[ 34 Pa. Commw. Page 121]
District, we find the analogy between the set of circumstances set forth above and those involving the typical preliminary injunction unpersuasive.
Without doubt, there is a very significant distinction between the situation in which a court has issued a preliminary injunction and the factual posture of the matter before us for consideration. In the former, it is the court itself which has intervened in the course of events, and has ordered maintenance of the status quo. It is the very authority of the court itself that prevents any further activity on behalf of the restrained party. In the case at hand, it is the mere existence of the controversy which makes prospective purchasers of the District's obligations wary, and which, in turn, makes it more difficult for the District to continue with its proposed construction.

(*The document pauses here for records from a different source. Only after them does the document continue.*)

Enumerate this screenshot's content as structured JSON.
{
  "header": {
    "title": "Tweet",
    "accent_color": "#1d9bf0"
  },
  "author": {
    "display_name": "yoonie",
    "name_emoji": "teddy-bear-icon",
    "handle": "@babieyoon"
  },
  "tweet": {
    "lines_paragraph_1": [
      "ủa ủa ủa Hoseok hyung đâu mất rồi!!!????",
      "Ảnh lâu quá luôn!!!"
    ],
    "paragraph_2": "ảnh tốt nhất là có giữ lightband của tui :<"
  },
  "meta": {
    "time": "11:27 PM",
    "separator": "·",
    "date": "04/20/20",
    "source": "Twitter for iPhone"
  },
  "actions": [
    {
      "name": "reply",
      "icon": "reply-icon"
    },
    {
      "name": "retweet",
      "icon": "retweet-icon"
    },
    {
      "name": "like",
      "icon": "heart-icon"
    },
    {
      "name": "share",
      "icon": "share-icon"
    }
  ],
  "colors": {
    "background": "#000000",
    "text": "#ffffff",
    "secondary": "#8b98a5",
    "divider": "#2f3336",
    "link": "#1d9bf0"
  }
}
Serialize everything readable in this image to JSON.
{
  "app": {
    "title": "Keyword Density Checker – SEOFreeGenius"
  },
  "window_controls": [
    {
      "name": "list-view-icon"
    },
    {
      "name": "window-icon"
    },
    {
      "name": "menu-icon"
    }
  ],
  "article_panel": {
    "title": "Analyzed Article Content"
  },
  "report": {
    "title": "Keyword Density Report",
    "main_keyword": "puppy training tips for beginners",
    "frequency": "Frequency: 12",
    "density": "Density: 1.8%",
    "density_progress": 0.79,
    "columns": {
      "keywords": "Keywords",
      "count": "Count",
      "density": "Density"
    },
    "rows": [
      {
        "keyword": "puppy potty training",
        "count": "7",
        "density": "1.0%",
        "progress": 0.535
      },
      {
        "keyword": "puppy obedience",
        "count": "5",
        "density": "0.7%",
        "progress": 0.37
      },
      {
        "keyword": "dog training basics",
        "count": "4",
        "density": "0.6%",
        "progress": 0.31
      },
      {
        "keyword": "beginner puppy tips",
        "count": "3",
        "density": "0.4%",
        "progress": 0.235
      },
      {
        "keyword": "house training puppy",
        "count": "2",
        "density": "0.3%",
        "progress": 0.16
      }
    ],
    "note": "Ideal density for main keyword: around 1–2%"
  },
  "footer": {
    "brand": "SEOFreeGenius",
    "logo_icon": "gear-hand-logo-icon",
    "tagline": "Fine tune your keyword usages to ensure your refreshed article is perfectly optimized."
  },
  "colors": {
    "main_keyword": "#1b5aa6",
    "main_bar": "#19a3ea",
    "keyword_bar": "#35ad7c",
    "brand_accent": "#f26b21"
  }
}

This also points with clarity to the second distinction between this situation and the typical preliminary injunction suit in that, though it may be more expensive to proceed with the District's plans as scheduled, it is not impossible for it to proceed.*fn4 Contrast this with the situation in which a party has been ordered by preliminary injunction to refrain from proceeding and may do so only at the very substantial risk of being held in contempt. Furthermore, the circumstances said to impede the District's ongoing construction plans here, i.e., the existence of a dispute, are not unlike those surrounding any controversy in litigation, where the outcome is in dispute and one party is unavoidably, but necessarily, delayed.
Based upon the foregoing, we conclude that the court below erred in ordering the posting of a bond
[ 34 Pa. Commw. Page 122]
and its subsequent dismissal of Appellant's action for failure to post that bond.
And Now, this 1st day of March, 1978, having determined that the Court of Common Pleas of Chester County improperly ordered the posting of bond, the order of that court dismissing Appellant's complaint in equity is reversed and this case is remanded to it for further proceedings not inconsistent with this opinion.
Reversed and remanded.